Of those, just over 52,000 are not thought to have a medical exemption, which means they’re at risk of losing their jobs in April if they don’t get vaccinated in the next fortnight.

That’s roughly 3.5 per cent of all staff who work with patients.

And in some areas it’s even higher. Across trusts in London, our figures suggest 7.6 per cent of staff are entirely unvaccinated and don’t have a valid medical excuse.

In November, the government announced that health workers in England would have to be double-vaccinated by 1 April. To meet that deadline, staff need to have had their first dose by 3 February.

In these final weeks, hospitals are hoping to convince as many employees as they can to get jabbed. Failing that, some staff might be moved into roles that don’t involve contact with patients.

But if no alternative can be found, they face dismissal.

Even before the policy was announced, there were just over 99,000 vacancies in England’s health service.

And with mandatory jabs potentially pushing tens of thousands more staff out of the NHS, the Royal College of Nursing has called on the government to delay the policy’s deadline.

NHS leaders in Scotland and Wales have been spared this particular headache as governments there have decided not to make jabs mandatory. The Northern Ireland executive says it will consult on compulsory vaccines, but only for new recruits.

How we reached the figures

NHS data shows that there are currently 1.48 million health care workers employed by trusts in England. With 1.39 million first doses delivered to staff, that leaves 81,626 completely unvaccinated.

In November, the government estimated that 2 per cent of the total workforce would be eligible for a medical exemption from the vaccine (though it admits that this is hard to determine for certain).

Using that assumption, we estimate that 29,607 staff would have a valid excuse for not getting jabbed.

Taken together, that leaves us with 52,019 NHS workers who – according to the current regulations – should be vaccinated, but are not.

We found that the NHS in London could be hardest hit, with nearly 8 per cent of staff still unvaccinated – followed by the West Midlands (3.3 per cent) and the North West (3.2 per cent).

Our figures tally with the government’s own predictions: in November, the Department of Health said it expected some 56,000 trust workers to be unvaccinated without an excuse by the 1 April deadline.

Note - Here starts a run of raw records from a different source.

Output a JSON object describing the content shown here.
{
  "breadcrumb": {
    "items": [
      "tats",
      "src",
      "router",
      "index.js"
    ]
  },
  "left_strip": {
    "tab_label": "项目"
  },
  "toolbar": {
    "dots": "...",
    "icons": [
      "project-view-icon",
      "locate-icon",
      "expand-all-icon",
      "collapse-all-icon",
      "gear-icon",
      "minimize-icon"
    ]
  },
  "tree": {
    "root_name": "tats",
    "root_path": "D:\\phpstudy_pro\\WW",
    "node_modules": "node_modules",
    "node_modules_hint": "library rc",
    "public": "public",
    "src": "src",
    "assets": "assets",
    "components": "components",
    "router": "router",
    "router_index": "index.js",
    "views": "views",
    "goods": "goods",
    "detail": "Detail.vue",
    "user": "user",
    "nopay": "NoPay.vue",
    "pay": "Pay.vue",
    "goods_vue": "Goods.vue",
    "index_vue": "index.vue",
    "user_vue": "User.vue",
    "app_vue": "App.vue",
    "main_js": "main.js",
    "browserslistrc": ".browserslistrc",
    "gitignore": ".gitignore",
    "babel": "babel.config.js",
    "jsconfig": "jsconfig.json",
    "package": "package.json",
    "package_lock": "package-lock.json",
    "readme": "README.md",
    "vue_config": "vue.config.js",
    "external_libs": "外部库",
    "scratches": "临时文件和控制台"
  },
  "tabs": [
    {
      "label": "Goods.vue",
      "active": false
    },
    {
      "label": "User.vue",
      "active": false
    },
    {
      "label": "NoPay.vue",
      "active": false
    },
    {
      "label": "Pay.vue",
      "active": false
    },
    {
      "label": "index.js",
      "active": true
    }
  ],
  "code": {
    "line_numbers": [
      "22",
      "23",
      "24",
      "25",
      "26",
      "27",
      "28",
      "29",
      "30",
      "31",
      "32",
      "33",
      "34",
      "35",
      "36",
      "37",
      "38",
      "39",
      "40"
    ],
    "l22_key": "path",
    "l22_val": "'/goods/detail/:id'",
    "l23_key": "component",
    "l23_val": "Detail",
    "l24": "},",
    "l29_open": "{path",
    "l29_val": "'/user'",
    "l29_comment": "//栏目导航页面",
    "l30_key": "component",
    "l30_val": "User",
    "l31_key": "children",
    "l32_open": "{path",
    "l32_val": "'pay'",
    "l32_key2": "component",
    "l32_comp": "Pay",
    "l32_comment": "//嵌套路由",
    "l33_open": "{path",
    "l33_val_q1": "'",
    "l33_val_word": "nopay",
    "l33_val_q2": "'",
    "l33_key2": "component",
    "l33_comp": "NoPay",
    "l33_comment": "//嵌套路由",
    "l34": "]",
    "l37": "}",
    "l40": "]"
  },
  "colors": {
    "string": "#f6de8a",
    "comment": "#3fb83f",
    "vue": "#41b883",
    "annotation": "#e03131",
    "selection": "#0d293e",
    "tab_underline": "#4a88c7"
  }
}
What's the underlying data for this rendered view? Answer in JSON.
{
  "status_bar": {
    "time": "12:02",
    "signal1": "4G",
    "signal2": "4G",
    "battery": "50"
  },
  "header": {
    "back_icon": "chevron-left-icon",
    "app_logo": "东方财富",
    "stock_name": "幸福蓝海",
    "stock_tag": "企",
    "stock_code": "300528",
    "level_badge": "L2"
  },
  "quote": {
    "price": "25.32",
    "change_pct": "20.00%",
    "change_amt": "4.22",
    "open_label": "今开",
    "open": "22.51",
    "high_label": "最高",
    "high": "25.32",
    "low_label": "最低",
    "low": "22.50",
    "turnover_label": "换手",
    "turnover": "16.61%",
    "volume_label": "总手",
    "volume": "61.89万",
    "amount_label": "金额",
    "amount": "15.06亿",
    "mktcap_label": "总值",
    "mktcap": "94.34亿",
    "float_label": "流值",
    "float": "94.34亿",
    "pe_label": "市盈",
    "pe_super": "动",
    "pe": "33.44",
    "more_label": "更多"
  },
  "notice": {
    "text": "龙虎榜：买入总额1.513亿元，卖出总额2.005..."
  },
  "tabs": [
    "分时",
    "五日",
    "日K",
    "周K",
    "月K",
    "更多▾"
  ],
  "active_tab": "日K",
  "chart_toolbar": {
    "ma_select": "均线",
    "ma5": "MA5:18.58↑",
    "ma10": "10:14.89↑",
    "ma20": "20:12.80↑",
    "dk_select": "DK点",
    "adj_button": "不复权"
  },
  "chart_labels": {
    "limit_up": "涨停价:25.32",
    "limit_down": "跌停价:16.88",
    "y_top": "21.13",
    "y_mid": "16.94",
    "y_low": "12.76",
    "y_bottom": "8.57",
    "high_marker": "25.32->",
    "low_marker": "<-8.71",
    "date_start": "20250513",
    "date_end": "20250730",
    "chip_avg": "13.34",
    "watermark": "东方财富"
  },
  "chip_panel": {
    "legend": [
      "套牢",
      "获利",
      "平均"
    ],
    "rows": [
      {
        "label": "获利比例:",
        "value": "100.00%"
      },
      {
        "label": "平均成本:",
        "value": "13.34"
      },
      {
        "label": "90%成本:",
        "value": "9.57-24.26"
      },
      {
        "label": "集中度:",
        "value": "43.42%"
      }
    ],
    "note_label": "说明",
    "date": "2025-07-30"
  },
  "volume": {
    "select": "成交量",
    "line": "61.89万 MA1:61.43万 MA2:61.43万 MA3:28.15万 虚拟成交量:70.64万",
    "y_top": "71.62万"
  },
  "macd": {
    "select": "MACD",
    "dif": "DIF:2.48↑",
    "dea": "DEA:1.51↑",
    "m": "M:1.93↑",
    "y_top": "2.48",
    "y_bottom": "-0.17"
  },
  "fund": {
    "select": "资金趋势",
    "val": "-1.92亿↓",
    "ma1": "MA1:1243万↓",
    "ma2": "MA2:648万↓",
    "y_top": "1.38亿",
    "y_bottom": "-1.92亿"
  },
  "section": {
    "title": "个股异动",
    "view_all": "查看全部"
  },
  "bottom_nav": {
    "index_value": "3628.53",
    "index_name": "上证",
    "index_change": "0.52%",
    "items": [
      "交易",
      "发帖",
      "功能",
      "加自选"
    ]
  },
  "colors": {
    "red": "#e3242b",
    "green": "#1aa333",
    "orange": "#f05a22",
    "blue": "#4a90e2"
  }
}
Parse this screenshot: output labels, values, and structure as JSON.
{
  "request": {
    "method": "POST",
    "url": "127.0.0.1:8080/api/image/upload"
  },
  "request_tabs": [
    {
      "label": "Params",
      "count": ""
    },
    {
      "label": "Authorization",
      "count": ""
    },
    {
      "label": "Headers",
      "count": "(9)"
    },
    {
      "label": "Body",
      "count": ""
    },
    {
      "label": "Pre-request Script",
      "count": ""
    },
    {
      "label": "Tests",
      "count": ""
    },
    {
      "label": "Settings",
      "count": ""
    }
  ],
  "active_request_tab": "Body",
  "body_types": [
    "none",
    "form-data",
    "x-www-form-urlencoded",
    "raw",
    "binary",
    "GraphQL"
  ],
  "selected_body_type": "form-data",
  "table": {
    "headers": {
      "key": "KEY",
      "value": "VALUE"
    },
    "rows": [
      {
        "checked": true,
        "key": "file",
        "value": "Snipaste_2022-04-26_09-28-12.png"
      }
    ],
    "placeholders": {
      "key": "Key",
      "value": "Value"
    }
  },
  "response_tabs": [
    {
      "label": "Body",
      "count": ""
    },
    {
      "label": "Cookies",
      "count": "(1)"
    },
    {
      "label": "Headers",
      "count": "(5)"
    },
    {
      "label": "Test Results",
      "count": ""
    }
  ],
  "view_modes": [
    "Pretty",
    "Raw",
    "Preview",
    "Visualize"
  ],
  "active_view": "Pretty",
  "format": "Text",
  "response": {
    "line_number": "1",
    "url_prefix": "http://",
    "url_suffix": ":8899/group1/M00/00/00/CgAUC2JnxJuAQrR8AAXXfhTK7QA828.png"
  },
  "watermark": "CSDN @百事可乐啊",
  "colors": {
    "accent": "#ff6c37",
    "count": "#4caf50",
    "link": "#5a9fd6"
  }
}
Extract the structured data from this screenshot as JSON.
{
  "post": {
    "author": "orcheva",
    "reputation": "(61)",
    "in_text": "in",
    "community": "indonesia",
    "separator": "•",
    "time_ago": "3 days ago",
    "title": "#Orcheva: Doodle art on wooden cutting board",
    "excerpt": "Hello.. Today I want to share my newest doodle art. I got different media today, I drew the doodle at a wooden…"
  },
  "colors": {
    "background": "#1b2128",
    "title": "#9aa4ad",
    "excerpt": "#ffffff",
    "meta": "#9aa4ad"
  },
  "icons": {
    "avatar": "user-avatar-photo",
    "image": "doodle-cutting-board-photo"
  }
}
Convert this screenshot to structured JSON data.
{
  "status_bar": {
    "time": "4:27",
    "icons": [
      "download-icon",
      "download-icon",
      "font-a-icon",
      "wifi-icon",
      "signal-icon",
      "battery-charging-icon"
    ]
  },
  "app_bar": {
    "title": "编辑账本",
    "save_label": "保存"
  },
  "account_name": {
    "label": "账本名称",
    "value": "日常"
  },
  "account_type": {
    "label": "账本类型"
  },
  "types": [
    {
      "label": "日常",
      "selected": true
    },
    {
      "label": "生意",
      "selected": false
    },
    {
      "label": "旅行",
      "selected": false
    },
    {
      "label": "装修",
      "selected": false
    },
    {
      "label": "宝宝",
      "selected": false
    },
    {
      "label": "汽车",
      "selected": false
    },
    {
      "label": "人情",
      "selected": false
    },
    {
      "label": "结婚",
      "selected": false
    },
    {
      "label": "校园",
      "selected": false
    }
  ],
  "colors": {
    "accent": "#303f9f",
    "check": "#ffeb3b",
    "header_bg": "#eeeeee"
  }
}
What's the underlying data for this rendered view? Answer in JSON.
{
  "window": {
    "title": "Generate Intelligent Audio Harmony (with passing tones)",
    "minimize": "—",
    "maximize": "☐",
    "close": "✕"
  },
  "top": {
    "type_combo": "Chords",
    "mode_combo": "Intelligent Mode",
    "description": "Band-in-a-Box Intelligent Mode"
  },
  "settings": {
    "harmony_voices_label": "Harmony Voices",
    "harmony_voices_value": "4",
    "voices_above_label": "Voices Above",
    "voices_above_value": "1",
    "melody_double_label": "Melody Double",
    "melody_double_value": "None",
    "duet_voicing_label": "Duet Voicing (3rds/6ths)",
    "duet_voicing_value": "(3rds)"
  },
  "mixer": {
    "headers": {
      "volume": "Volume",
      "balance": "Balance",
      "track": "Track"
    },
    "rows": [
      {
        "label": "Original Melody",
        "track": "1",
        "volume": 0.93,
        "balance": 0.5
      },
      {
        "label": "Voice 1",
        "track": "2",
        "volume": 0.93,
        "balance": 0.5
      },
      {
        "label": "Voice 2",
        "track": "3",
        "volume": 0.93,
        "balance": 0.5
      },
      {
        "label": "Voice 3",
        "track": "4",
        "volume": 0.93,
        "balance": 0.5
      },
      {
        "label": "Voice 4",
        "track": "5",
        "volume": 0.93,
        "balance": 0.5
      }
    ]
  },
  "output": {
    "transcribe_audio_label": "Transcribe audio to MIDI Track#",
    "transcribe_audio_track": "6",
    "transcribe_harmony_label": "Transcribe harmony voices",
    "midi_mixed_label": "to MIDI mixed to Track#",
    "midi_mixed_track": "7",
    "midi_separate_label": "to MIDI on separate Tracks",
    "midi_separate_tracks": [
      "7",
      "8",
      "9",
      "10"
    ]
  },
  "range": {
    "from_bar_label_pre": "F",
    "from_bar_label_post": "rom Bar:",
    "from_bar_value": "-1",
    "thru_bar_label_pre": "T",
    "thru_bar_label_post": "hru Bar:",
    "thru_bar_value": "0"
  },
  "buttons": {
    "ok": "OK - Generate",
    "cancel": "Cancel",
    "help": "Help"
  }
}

The Department of Health told FactCheck: “NHS and care staff do amazing work and we are thankful to those who have chosen to get the vaccine”. The spokesperson said the policy is “all about patient safety”.